● **TASK BRIEF**: State, as a single number, how many lines in the data below contain "thumbs".
---- DATA EXTRACTS
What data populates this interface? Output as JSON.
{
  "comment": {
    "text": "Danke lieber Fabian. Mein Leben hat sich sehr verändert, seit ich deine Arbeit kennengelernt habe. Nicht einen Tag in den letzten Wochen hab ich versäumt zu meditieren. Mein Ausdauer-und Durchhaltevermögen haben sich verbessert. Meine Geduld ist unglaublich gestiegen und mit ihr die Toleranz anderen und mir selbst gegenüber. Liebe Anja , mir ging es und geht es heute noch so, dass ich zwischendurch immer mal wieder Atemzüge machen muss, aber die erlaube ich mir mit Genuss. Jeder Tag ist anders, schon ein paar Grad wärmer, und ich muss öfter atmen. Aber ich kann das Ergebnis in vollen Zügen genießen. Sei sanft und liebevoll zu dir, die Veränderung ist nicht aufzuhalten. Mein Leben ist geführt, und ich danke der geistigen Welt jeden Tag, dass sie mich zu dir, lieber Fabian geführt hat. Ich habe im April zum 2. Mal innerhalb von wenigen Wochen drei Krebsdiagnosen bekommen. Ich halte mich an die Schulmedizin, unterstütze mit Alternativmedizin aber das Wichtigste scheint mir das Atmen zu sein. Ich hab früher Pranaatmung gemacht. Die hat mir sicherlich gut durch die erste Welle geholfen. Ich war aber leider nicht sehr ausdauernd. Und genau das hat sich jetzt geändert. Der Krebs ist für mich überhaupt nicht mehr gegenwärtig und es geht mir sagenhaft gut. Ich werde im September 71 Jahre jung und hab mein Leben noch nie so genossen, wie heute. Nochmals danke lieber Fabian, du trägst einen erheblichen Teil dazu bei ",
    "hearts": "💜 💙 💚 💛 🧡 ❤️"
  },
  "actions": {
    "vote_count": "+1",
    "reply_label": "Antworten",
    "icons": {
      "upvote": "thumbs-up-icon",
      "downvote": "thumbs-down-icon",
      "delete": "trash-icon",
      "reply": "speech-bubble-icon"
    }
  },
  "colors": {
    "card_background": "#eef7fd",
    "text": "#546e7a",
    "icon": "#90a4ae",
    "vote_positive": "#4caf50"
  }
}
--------
● **RESPONSE BELOW**: 2